The Hamilton waterjets are nothing more than big water pumps connected to diesel engines. They pick up water at high volume, low pressure and discharge it at low volume, high pressure, creating thrust. Semi-circular buckets downstream of the jet nozzles move up and down for forward and reverse while the nozzles themselves pivot side to side to alter direction. The buckets are synched so they respond in unison when you move the joystick.
Hinckley’s patented JetStick control has three modes: Docking Mode that adds the use of a hydraulic bow thruster for close quarters handling, Power Steer Mode that allows for total joystick control underway, and Helm Mode that provides for more conventional steering with the wheel.
Getting started, I had to disabuse myself of the need to grab the wheel and work the throttle levers in forward and reverse. To go reverse, you leave the throttle levers in forward and pull the joystick back. Once I got the hang of it, I realized that in close quarters the MKIII has a feature no other boat can match: brakes. Sure, prop boats will stop if you throw back the throttles, but the sensation is anything but smooth. With waterjets, the engines don’t have gears—the buckets control forward and reverse, not the transmission. So the engines maintain smooth operation while the buckets change the flow direction.
The jets are so responsive in docking mode that I moved the joystick in reverse, and Friendship came to a near dead stop. I could spin her on her axis, crab sideways with the thruster, and hold position with almost no effort.
Underway, I had flashbacks to the classic Atari game “Tank Commander,” navigating through a crowded Intracoastal Waterway at 20 knots with a slight twist of my fingers. The deeper V helped the boat track straight and execute lock-to-lock turns at wide-open with no blowout or slippage.

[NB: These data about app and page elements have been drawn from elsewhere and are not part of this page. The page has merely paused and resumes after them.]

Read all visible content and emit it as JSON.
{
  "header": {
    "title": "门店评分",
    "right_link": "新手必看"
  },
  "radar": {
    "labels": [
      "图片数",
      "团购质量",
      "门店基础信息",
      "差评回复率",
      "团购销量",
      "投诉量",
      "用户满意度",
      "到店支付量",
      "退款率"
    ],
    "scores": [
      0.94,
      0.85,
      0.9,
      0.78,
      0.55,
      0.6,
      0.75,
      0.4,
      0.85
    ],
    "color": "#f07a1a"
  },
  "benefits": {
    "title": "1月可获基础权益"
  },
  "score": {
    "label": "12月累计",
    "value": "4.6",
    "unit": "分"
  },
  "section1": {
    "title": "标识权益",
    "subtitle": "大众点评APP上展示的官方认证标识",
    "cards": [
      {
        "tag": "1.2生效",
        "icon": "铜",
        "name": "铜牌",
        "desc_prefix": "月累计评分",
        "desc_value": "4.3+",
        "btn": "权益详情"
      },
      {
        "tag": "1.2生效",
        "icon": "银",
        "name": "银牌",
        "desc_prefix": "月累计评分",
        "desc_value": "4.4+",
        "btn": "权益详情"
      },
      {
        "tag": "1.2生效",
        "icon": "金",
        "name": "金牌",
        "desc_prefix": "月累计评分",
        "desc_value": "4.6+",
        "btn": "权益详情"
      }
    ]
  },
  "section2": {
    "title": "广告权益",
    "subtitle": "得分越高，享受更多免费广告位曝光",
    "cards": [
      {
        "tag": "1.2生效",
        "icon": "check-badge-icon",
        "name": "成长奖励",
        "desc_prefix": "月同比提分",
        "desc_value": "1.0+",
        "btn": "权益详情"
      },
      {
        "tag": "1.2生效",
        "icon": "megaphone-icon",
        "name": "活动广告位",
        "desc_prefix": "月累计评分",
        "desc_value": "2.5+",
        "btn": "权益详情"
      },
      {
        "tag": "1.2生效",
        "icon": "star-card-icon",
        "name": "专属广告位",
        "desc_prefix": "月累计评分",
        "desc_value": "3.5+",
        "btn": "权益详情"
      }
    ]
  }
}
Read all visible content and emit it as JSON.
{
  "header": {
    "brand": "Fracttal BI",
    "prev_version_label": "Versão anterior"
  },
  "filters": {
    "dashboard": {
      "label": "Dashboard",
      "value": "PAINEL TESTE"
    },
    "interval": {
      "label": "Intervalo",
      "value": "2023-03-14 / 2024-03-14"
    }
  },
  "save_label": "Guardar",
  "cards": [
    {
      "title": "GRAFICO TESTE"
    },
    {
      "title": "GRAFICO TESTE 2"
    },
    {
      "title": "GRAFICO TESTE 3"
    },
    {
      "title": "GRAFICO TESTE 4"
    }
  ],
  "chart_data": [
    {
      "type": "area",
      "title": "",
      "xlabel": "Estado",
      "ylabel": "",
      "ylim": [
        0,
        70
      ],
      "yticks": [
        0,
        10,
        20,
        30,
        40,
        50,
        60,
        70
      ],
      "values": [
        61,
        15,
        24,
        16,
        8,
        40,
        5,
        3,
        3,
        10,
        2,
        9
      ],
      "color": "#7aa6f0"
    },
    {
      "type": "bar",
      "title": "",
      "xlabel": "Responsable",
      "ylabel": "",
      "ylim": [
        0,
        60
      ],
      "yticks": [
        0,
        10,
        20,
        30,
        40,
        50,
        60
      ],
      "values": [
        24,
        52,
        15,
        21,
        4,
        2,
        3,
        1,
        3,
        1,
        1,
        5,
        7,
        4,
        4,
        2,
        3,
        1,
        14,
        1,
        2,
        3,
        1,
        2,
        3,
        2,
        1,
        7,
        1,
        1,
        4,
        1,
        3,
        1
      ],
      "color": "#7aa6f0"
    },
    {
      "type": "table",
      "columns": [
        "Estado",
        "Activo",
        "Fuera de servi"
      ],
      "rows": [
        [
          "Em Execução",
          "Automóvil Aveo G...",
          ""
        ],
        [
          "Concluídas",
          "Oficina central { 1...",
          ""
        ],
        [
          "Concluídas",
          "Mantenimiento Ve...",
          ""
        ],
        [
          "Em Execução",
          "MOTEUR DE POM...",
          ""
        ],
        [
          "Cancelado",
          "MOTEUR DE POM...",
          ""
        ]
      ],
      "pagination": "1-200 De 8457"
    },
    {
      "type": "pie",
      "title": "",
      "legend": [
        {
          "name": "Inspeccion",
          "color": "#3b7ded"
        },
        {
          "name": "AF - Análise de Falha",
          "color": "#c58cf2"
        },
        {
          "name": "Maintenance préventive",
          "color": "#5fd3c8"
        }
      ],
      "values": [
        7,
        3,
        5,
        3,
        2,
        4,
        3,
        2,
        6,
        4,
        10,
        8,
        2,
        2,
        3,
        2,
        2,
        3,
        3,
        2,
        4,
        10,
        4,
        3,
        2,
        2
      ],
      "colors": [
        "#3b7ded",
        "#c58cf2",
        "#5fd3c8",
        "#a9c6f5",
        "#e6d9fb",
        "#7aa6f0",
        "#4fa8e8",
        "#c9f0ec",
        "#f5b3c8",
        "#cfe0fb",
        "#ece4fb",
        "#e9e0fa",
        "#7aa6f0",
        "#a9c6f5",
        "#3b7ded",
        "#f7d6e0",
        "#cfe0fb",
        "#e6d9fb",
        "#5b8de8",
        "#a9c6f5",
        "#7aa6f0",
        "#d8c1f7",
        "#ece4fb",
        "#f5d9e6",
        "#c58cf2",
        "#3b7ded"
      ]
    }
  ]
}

We handled several large wakes from fast-moving sportfishermen; the only time we took spray on the windshield was when I hit a rolling three-footer head-on at WOT. I brought Friendship back to Old Port Marina in Helm Mode, getting a feel for how she steered with the wheel. She did just fine, tracking as straight as any prop boat I’ve driven.
In many ways the MKIII is exactly the same as the original Picnic Boat, built with the same SCRIMP Kevlar and Carbon composite hull with vinylester resin. But all the changes are for the better. No second acts? In this case, F. Scott Fitzgerald, you were dead wrong.
Hinckley (207) 244-5531. www.powerandmotoryacht.com/hinckley/.
This article originally appeared in the May 2010 issue of Power & Motoryacht magazine.